SOURCE RECORDS Block Start
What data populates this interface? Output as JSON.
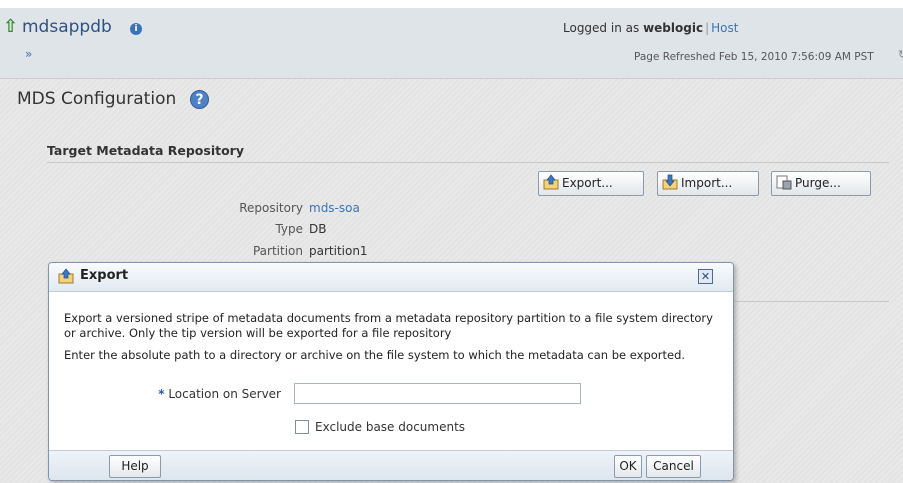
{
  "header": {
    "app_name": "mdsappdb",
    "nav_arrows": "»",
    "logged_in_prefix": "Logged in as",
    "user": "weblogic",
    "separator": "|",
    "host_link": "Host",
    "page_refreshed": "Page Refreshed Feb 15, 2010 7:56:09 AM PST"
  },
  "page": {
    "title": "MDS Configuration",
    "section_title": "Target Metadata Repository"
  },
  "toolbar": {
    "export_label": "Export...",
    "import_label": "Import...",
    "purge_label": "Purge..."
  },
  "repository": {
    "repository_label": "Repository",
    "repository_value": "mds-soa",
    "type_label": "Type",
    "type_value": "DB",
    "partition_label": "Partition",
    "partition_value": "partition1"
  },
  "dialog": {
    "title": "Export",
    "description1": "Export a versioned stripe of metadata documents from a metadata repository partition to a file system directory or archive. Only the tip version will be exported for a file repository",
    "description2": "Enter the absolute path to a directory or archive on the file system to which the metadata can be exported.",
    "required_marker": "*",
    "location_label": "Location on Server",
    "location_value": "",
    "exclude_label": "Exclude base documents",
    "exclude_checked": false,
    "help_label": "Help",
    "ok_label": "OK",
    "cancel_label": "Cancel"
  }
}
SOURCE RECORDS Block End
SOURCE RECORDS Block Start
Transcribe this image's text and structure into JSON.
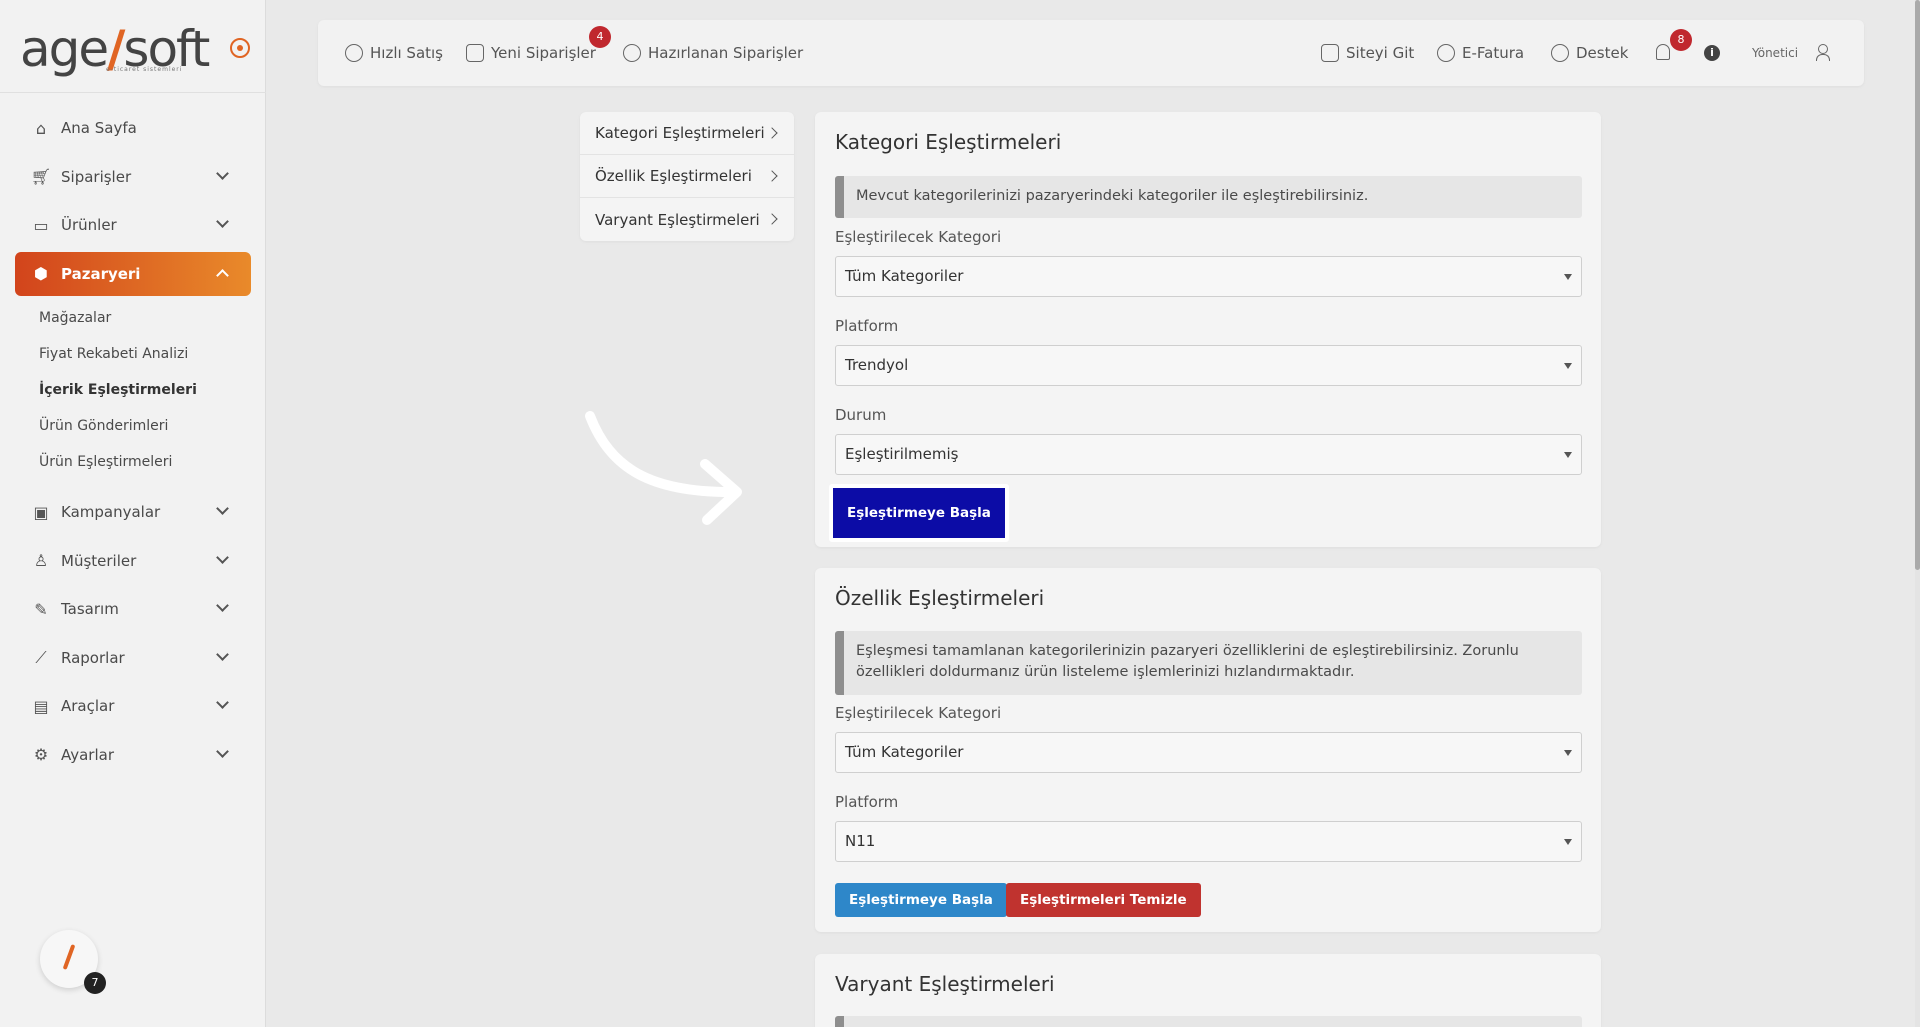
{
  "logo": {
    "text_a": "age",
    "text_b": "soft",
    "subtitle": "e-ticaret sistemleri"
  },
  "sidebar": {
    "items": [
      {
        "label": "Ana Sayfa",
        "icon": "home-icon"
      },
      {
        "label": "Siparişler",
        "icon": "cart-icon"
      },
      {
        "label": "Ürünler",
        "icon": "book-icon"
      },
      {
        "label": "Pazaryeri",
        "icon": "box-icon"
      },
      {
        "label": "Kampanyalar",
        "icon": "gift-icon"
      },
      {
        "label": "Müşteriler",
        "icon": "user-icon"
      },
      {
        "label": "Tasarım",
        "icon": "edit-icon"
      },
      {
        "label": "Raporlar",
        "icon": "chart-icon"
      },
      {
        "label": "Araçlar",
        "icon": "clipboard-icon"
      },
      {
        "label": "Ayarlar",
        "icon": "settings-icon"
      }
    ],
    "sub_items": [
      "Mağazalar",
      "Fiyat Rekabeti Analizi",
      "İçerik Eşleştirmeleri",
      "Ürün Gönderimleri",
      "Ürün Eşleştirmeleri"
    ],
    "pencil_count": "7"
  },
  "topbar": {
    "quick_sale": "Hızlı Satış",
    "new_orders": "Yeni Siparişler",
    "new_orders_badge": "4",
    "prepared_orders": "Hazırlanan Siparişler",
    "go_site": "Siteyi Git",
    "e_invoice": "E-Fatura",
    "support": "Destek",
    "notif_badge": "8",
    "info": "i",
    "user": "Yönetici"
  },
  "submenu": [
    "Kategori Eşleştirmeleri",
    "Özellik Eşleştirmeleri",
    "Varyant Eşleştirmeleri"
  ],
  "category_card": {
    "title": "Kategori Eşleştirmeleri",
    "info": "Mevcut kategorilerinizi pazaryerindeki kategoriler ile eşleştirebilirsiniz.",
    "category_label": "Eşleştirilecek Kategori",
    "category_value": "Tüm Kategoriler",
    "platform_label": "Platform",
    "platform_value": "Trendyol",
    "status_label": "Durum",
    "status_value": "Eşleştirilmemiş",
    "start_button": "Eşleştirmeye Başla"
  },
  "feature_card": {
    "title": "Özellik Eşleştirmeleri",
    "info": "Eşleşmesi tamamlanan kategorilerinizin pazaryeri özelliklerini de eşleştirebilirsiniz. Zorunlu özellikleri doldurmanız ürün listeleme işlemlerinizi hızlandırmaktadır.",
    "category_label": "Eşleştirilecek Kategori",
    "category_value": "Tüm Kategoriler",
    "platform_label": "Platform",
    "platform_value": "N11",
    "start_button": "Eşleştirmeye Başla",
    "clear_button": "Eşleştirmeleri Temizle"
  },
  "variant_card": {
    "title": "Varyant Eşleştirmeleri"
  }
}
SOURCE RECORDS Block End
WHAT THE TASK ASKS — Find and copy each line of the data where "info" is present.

ANSWER BOX —
    "info": "i",
    "info": "Mevcut kategorilerinizi pazaryerindeki kategoriler ile eşleştirebilirsiniz.",
    "info": "Eşleşmesi tamamlanan kategorilerinizin pazaryeri özelliklerini de eşleştirebilirsiniz. Zorunlu özellikleri doldurmanız ürün listeleme işlemlerinizi hızlandırmaktadır.",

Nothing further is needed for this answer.